I was 12 years old and in the car riding shot gun with my older brother, Jack, who was home from college.  I felt pretty cool.  I’m the youngest of my sibs and there were always older cousins around, so finding myself in the front passenger seat was rare.  AND with my brother, who I greatly admired, driving…just the two of us? Yep, everything was good.

I was singing with the radio, I was singing at the top of my lungs!  I knew all the words of the song that was playing by heart! At one point in the song, I stopped to make a smart aleck comment about Samantha Sang, the vocal artist with whom I had been singing.  It was a crack about the song…it was a grown up comment…it was a snap judgment about the singer…it was harsh…I’m sure it had an interesting, extra bite because it came out of a 12 year old.  Jack didn’t immediately react.  After a few seconds, with the snark hanging in the air, he leaned forward, turned the radio down and said, “I’ve been wanting to talk to you about something.”

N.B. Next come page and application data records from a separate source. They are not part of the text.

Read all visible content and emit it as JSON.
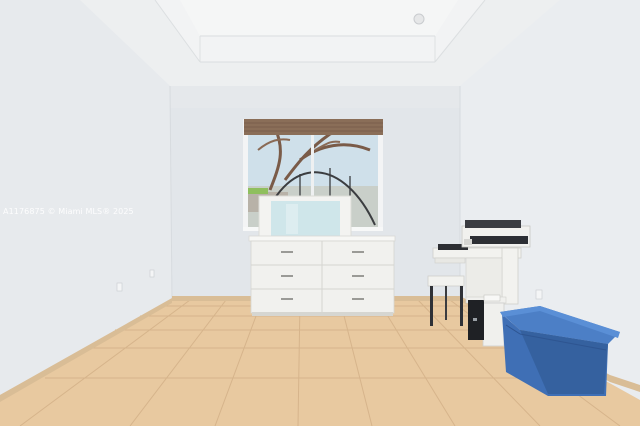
{
  "photo": {
    "watermark": "A1176875 © Miami MLS® 2025"
  },
  "colors": {
    "wall_left": "#e7eaed",
    "wall_back": "#e2e6ea",
    "wall_right": "#eaedf0",
    "ceiling": "#eef0f1",
    "floor_tile": "#e8c9a0",
    "grout": "#d6b48b",
    "baseboard": "#d9bd96",
    "dresser": "#f1f1ee",
    "bin_blue": "#3f6fb5",
    "blinds": "#8a6e58"
  }
}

He said, “Pat, you are so so smart. Incredibly quick witted…” he half chuckled. “Sometimes I am amazed by how you think and the way you put your thoughts together, so quick and FUNNY! I don’t know where you got that!” I smiled and thanked him for the compliment. He went on, “Well, you’re welcome and I truly mean it.  I want you to think about something else, though. Sometimes being quick-witted…being the first to comment…especially if you are going for a laugh…isn’t the best way through relationships.  If you are not careful, your words will shut people down.  Of course, I want people to know that you are smart and funny and that you are a good thinker but I really want people to know that you are a nice girl and that you are a kind person!  I love you a lot and I want people to know who you are, see that you’re a good person and how much you care about people.” I was quiet, thinking about his gentle rebuke.  Then he said, “It’s not always good to be quick witted…sometimes it’s best to be slow…slow to react…make room for other people…you should try it. I try to pride myself in being slow.”

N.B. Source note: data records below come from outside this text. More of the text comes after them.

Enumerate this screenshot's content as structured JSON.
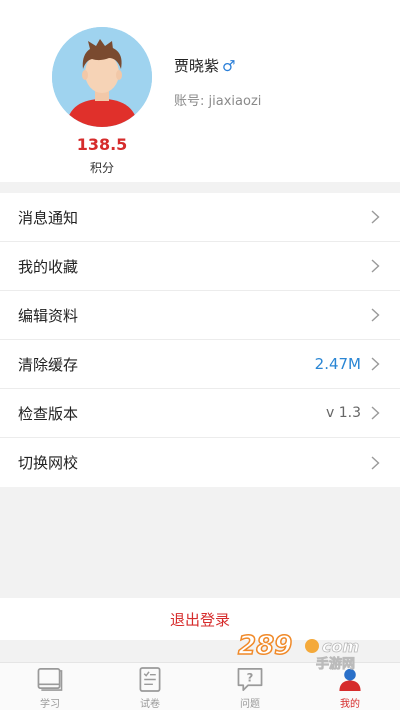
{
  "profile": {
    "name": "贾晓紫",
    "gender_symbol": "♂",
    "account_label": "账号:",
    "account_value": "jiaxiaozi",
    "points_value": "138.5",
    "points_label": "积分"
  },
  "menu": {
    "items": [
      {
        "label": "消息通知",
        "value": ""
      },
      {
        "label": "我的收藏",
        "value": ""
      },
      {
        "label": "编辑资料",
        "value": ""
      },
      {
        "label": "清除缓存",
        "value": "2.47M"
      },
      {
        "label": "检查版本",
        "value": "v 1.3"
      },
      {
        "label": "切换网校",
        "value": ""
      }
    ]
  },
  "logout_label": "退出登录",
  "tabs": [
    {
      "label": "学习",
      "icon": "book-icon"
    },
    {
      "label": "试卷",
      "icon": "paper-icon"
    },
    {
      "label": "问题",
      "icon": "question-icon"
    },
    {
      "label": "我的",
      "icon": "user-icon",
      "active": true
    }
  ],
  "watermark": {
    "text": "289.com",
    "subtext": "手游网"
  },
  "colors": {
    "accent_red": "#d62c2c",
    "accent_blue": "#2a86d4",
    "avatar_bg": "#9fd3ef"
  }
}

Great advice. One of the very-most meaningful things that has EVER been said to me.  It’s been a guiding principle in my life.  I hear that conversation in my head often.  I have coached myself through many discussions, many discourses, debates and conflicts with this, “Be slow. I’m slow. Breathe and be slow.”

Sure, he looks wise but back then, he was just a 20 year old home from college!  I’m thankful for people in my life who were looking out for me. I’m thankful that teachable moments were seized upon on the regular and that my brother chose to be an active part of my formation as a young person. I’m thankful that he cared enough about me not to let me go out into the world without hearing the wisdom of being slow.